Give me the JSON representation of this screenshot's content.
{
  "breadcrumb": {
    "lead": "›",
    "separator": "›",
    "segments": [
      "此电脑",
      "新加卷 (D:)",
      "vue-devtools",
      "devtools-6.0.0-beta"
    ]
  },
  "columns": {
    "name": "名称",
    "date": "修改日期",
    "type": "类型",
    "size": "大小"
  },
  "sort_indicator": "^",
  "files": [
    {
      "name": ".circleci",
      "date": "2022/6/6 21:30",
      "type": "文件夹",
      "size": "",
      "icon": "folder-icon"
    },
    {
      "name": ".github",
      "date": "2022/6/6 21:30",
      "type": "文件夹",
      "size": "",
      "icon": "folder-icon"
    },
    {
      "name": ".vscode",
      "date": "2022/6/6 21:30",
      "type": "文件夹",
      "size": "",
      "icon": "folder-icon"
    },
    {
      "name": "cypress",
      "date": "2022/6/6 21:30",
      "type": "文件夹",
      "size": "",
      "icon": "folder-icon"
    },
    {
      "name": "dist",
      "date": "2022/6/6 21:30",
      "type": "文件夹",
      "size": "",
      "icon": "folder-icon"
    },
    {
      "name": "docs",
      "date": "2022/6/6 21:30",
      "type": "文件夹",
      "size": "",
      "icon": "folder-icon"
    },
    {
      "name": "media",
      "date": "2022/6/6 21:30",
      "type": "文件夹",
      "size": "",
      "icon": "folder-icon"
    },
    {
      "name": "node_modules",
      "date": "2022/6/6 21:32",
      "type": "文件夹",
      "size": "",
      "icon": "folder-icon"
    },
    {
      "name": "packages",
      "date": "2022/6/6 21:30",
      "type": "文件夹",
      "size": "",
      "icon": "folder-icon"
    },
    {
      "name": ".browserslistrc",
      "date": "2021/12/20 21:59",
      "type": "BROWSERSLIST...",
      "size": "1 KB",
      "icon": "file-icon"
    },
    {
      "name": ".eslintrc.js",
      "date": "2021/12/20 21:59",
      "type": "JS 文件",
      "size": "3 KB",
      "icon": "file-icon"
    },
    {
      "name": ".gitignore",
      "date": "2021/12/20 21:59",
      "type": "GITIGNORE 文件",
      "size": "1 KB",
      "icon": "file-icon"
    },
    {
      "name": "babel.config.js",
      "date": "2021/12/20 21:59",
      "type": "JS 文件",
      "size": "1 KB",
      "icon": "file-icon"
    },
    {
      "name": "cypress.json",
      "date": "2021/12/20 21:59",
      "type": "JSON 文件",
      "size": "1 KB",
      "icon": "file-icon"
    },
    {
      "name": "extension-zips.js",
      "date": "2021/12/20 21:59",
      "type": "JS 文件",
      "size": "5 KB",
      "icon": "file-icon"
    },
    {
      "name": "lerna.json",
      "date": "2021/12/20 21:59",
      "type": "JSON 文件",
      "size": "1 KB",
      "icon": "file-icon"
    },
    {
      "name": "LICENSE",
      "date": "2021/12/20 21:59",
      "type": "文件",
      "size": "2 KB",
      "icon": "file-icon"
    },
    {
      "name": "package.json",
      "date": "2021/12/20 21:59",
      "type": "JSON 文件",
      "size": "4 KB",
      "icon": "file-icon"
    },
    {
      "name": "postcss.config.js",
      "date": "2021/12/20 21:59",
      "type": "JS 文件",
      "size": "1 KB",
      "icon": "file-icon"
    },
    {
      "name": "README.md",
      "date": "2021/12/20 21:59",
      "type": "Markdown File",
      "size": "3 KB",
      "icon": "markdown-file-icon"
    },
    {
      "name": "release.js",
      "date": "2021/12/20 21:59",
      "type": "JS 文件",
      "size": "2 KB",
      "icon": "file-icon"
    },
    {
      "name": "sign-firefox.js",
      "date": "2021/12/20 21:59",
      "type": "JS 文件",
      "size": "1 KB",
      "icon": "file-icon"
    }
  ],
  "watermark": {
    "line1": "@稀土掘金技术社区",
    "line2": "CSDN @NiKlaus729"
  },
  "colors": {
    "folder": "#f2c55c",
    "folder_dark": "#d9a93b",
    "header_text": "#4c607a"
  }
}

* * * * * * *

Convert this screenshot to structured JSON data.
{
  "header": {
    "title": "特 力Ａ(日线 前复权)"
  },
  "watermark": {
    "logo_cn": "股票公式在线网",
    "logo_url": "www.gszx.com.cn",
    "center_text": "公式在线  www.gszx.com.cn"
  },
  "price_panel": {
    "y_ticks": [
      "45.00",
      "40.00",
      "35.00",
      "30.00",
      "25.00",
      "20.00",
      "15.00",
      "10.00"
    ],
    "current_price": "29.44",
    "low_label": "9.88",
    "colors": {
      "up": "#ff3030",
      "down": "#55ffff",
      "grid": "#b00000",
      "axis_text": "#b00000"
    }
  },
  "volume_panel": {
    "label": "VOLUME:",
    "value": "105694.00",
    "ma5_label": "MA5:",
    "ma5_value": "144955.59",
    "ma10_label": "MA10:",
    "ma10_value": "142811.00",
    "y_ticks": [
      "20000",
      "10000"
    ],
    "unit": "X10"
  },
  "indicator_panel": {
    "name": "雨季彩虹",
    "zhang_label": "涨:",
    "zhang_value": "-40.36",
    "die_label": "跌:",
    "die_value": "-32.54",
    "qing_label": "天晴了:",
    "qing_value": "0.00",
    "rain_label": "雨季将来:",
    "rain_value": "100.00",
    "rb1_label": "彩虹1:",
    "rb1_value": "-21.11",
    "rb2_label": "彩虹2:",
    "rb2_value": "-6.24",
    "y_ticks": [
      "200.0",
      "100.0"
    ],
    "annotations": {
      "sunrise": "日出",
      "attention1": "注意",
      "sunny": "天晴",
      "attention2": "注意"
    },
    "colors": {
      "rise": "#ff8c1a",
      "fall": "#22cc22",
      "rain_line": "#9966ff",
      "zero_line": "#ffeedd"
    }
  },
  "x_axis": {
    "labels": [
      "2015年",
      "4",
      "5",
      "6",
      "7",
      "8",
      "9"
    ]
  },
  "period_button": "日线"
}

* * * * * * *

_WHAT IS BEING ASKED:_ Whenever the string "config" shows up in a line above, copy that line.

_SOLUTION FOR THIS EXERCISE:_
      "name": "babel.config.js",
      "name": "postcss.config.js",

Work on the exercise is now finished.